We were soon out of town and passing the quirky Charity Dock with The Stig & A Fine Lady on a White Horse in residence.
It was then on to Hawkesbury Junction with the 180 degree turn under the bridge and into the basin to queue for the lock, a boat was having issue with opening the lock gate but it was soon resolved and historic boat, Panther went on through, then it was our turn.
We had considered stopping at Ansty or Newbold but there were no moorings available at either, so as the weather was still glorious we kept going until we reached Rugby’s Visitor Moorings at Brownshill.
The longest day we have done for a long time, 21.48 miles, 8h7m, 1 Lock and 76 Bridges, then shopping at Tesco after tea… Phew.
Saturday 5th September
Our visitors, Carol & Ted, arrived at The Gate Inn in time for Elevenses and we chatted (and chatted) reminiscing about our 1988 canal holiday together, the route of which we have re-discovered over the past few weeks. Soon it was lunchtime and we enjoyed another meal in the pub, I tried their Beef Rendang which I really enjoyed, whilst the others played safe with plaice and chips, which was equally good. All too soon we had to say goodbye but not before more tea and snacks had been forced upon them.

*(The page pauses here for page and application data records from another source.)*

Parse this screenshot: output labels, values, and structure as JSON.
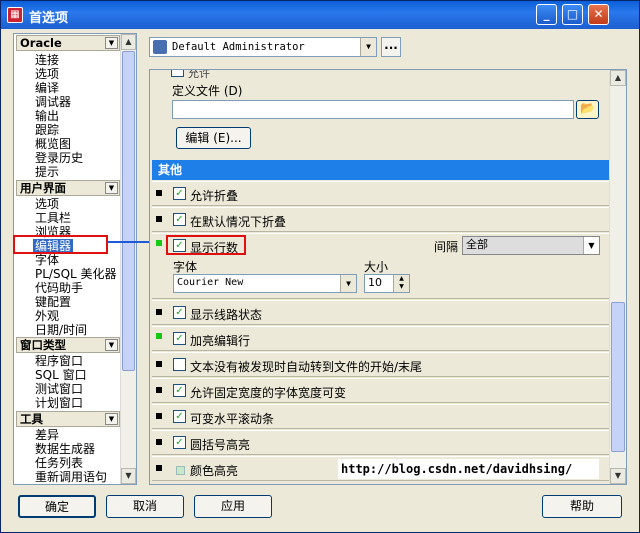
{
  "window": {
    "title": "首选项"
  },
  "left_panel": {
    "groups": [
      {
        "label": "Oracle",
        "items": [
          "连接",
          "选项",
          "编译",
          "调试器",
          "输出",
          "跟踪",
          "概览图",
          "登录历史",
          "提示"
        ]
      },
      {
        "label": "用户界面",
        "items": [
          "选项",
          "工具栏",
          "浏览器",
          "编辑器",
          "字体",
          "PL/SQL 美化器",
          "代码助手",
          "键配置",
          "外观",
          "日期/时间"
        ]
      },
      {
        "label": "窗口类型",
        "items": [
          "程序窗口",
          "SQL 窗口",
          "测试窗口",
          "计划窗口"
        ]
      },
      {
        "label": "工具",
        "items": [
          "差异",
          "数据生成器",
          "任务列表",
          "重新调用语句"
        ]
      }
    ],
    "selected_item": "编辑器"
  },
  "top": {
    "profile": "Default Administrator",
    "more_button": "..."
  },
  "right_panel": {
    "partial_top_label": "允许",
    "define_file_label": "定义文件 (D)",
    "define_file_value": "",
    "edit_button": "编辑 (E)...",
    "section_other": "其他",
    "options": {
      "allow_fold": "允许折叠",
      "fold_default": "在默认情况下折叠",
      "show_line_numbers": "显示行数",
      "interval_label": "间隔",
      "interval_value": "全部",
      "font_label": "字体",
      "font_value": "Courier New",
      "size_label": "大小",
      "size_value": "10",
      "show_line_state": "显示线路状态",
      "highlight_edit_line": "加亮编辑行",
      "auto_wrap_text": "文本没有被发现时自动转到文件的开始/末尾",
      "fixed_width_font": "允许固定宽度的字体宽度可变",
      "variable_hscroll": "可变水平滚动条",
      "bracket_highlight": "圆括号高亮",
      "color_highlight": "颜色高亮"
    }
  },
  "watermark": "http://blog.csdn.net/davidhsing/",
  "footer": {
    "ok": "确定",
    "cancel": "取消",
    "apply": "应用",
    "help": "帮助"
  },
  "colors": {
    "section": "#1e7fe8",
    "selection": "#316ac5",
    "highlight_box": "#e01010",
    "arrow": "#1e5ad8"
  }
}
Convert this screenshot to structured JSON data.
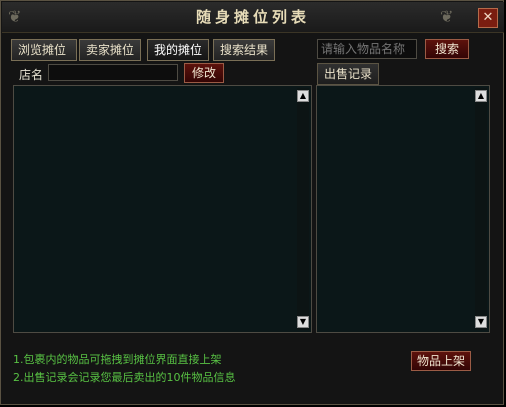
{
  "window": {
    "title": "随身摊位列表",
    "close_glyph": "✕"
  },
  "tabs": [
    {
      "label": "浏览摊位",
      "active": false
    },
    {
      "label": "卖家摊位",
      "active": false
    },
    {
      "label": "我的摊位",
      "active": true
    },
    {
      "label": "搜索结果",
      "active": false
    }
  ],
  "search": {
    "placeholder": "请输入物品名称",
    "button_label": "搜索"
  },
  "shop": {
    "name_label": "店名",
    "name_value": "",
    "edit_button": "修改"
  },
  "sales": {
    "header": "出售记录"
  },
  "footer": {
    "tips": [
      "1.包裹内的物品可拖拽到摊位界面直接上架",
      "2.出售记录会记录您最后卖出的10件物品信息"
    ],
    "list_button": "物品上架"
  },
  "colors": {
    "accent_button": "#5d120c",
    "tip_text": "#58c244",
    "panel_bg": "#0b1718"
  }
}
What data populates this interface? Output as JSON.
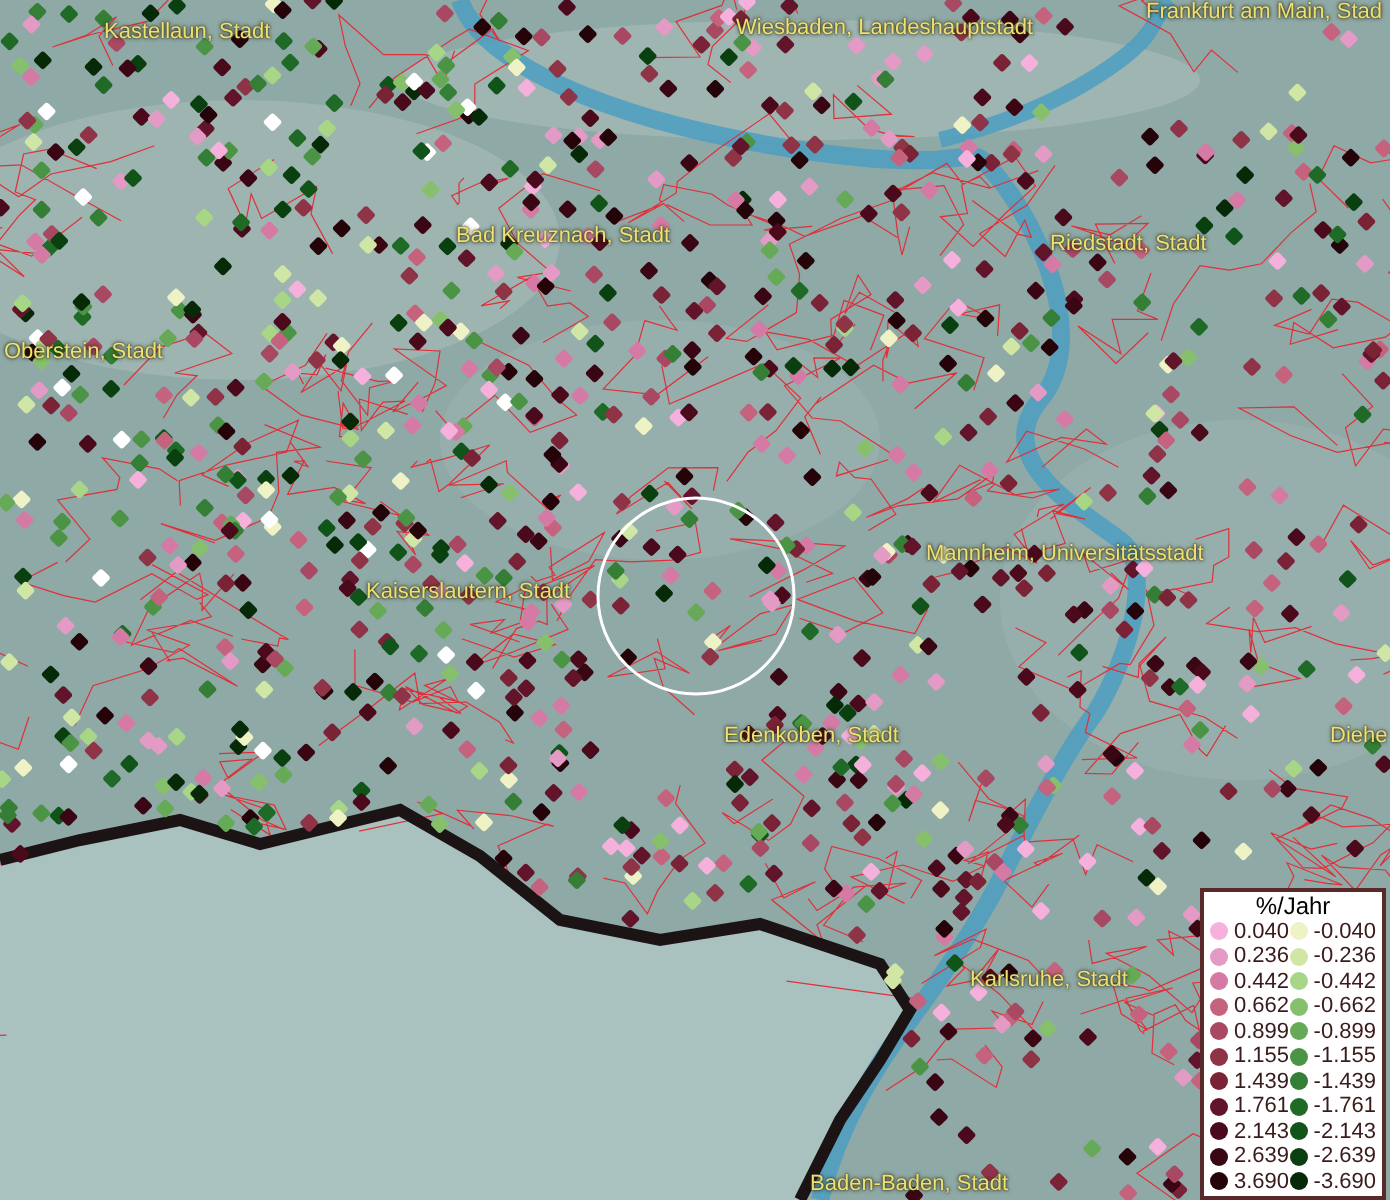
{
  "map": {
    "cities": [
      {
        "name": "Frankfurt am Main, Stad"
      },
      {
        "name": "Kastellaun, Stadt"
      },
      {
        "name": "Wiesbaden, Landeshauptstadt"
      },
      {
        "name": "Bad Kreuznach, Stadt"
      },
      {
        "name": "Riedstadt, Stadt"
      },
      {
        "name": "Oberstein, Stadt"
      },
      {
        "name": "Mannheim, Universitätsstadt"
      },
      {
        "name": "Kaiserslautern, Stadt"
      },
      {
        "name": "Edenkoben, Stadt"
      },
      {
        "name": "Diehe"
      },
      {
        "name": "Karlsruhe, Stadt"
      },
      {
        "name": "Baden-Baden, Stadt"
      }
    ]
  },
  "legend": {
    "title": "%/Jahr",
    "positive": [
      {
        "label": "0.040",
        "color": "#f5b0dc"
      },
      {
        "label": "0.236",
        "color": "#e39ac4"
      },
      {
        "label": "0.442",
        "color": "#d57aa4"
      },
      {
        "label": "0.662",
        "color": "#c5637f"
      },
      {
        "label": "0.899",
        "color": "#a84862"
      },
      {
        "label": "1.155",
        "color": "#8f3347"
      },
      {
        "label": "1.439",
        "color": "#7a2236"
      },
      {
        "label": "1.761",
        "color": "#62142a"
      },
      {
        "label": "2.143",
        "color": "#4a0a1c"
      },
      {
        "label": "2.639",
        "color": "#3a0614"
      },
      {
        "label": "3.690",
        "color": "#240309"
      }
    ],
    "negative": [
      {
        "label": "-0.040",
        "color": "#eef2c4"
      },
      {
        "label": "-0.236",
        "color": "#cfe6a4"
      },
      {
        "label": "-0.442",
        "color": "#a6d686"
      },
      {
        "label": "-0.662",
        "color": "#86c06c"
      },
      {
        "label": "-0.899",
        "color": "#66a957"
      },
      {
        "label": "-1.155",
        "color": "#4c9445"
      },
      {
        "label": "-1.439",
        "color": "#347e35"
      },
      {
        "label": "-1.761",
        "color": "#1f6a27"
      },
      {
        "label": "-2.143",
        "color": "#10541a"
      },
      {
        "label": "-2.639",
        "color": "#0a4010"
      },
      {
        "label": "-3.690",
        "color": "#062a08"
      }
    ]
  }
}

We don’t usually start our day’s journey at 5:30 pm but it was just a short hop down to Pooley Country Park to catch up with Ray & Penny (who painted the wrens on our back doors) naturally more tea and cake was consumed!
On the way we passed Narrowcraft at Alvecote where this tug was up on the hard-standing.
Sunday 6th September
We waved them off.. and they promptly got stuck on a mud bank coming off of their mooring! So a kind of push-me pull-you tow was in order, then we moored back up to continue our foraging before leaving.
Pausing only to pick some yummy ripe plums from the trees at lock 8 we arrived at the Top Lock at 2 pm just in time for the volunteer lockies to assist with the last lock (Perhaps they were taking a long lunch break?)
Penny had told us not to miss the Clock Tower Tea Rooms and Cookery School at Hartshill Yard so we moored up in a sunny spot nearby and visited it, sadly for us they had completely sold out of cake (!!!) so it was just a pot of proper leaf tea and a fruit juice. Penny has some of her art work on sale here so we purchased a couple of greeting cards.
We thought we could indulge ourselves tomorrow for breakfast instead only to find that they don’t open on Mondays! Oh well, back to the boat to look forward to Joy’s cauliflower cheese & a fruit crumble instead.